MedicalResearch.com Interview with: Kelly Gavigan, MPH Manager, Research and Data Science CreakyJoints  MedicalResearch.com: What is the background for this study? Response: Over the past fifteen years, there have been significant improvements in quality of life among people living with rheumatic and musculoskeletal disease with the introduction of biologics and targeted therapies. However, despite a variety of treatments to try, patients often seek non-pharmacological alternative and complementary treatments, such as marijuana for medical use (MMU), to help manage their condition and symptoms. MMU is becoming increasingly available in the United States as different states legalize it under specific circumstances. Legal or not, according to a survey conducted by CreakyJoints using the ArthritisPower Research Registry (n=1,059 participants), people with arthritis are trying marijuana for medical use.  (more…)
Author Interviews, Pain Research, Rheumatology / 11.11.2019

MedicalResearch.com Interview with: Féline PB Kroon MD Department of Rheumatology Leiden University Medical Centre LUMC · MedicalResearch.com: What is the background for this study? Response: Hand osteoarthritis (OA) is a prevalent joint condition that causes pain, functional disability, and decreased quality of life, for which patients frequently consult health-care providers. Symptoms usually fluctuate over time, with episodes of joint swelling and erythema. Evidence from previous studies has shown that inflammation plays an important role in the disease, being an important predictor for pain and radiographic damage progression. Therefore, we hypothesized that inflammation could be a treatment target in OA, and we investigated this using prednisolone, a potent anti-inflammatory drug. The aim of the HOPE study was to investigate the clinical efficacy and safety of a six-week course of prednisolone 10 mg daily in patients with painful hand OA who had evidence of synovial inflammation. (more…)

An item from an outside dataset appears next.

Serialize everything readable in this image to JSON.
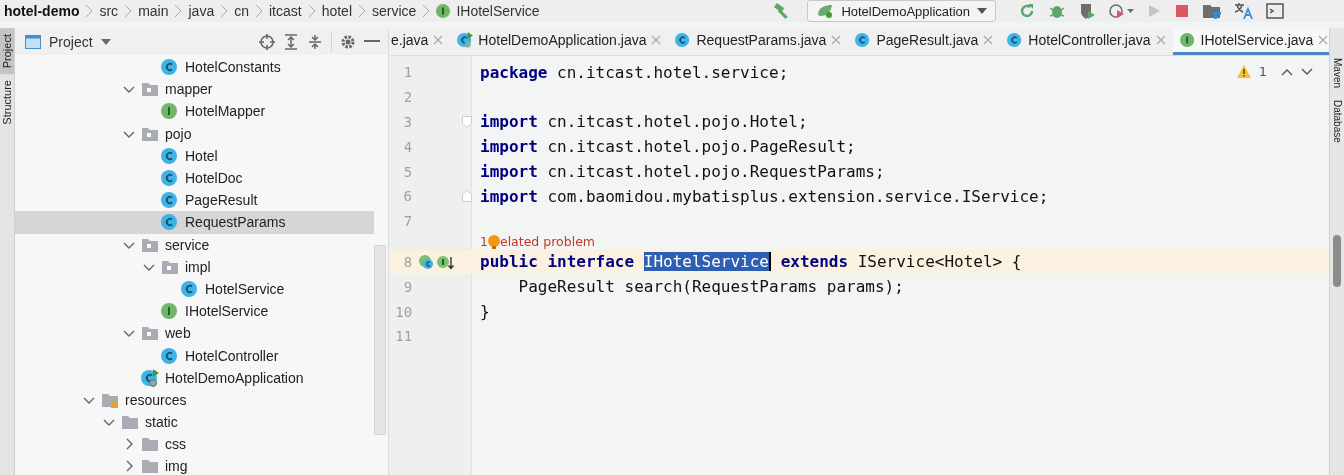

Author Interviews, Bristol Myers Squibb, Rheumatology, Smoking / 24.10.2018

MedicalResearch.com Interview with: Pr Gilles Boire, M.D., M. ScService de rhumatologie Département de médecine Faculté de médecine et des sciences de la santé Université de Sherbrooke MedicalResearch.com: What is the background for this study? Response: Rheumatoid arthritis (RA) patients are heterogeneous at initial presentation, in response to treatments and according to their outcomes. No clinical features and very few biomarkers, except autoantibodies such as anti-Cyclic Citrullinated Peptides/Proteins (CCP), identify patients with divergent prognostic trajectories. To help improve early prognostic classification, we initiated 20 years ago the single center longitudinal observational Early Undifferentiated PolyArthritis (EUPA) study of consecutive patients presenting with recent-onset inflammatory polyarthritis, 90% of which fulfill classification criteria for RA at baseline. Our registry includes 739 very early RA patients (median symptom duration 3.6 months), rapidly treated to joint remission (i.e. 0/66 swollen joint) and followed over 5 years. Each patient visit is linked to biosamples and to sequential radiographs scored according to the modified Sharp/van der Heijde method. As we had the clinical impression that clinical features of recruited patients were evolving, we compared patients from 3 periods (1998-2004; 2005-2010; 2011-2017).  (more…)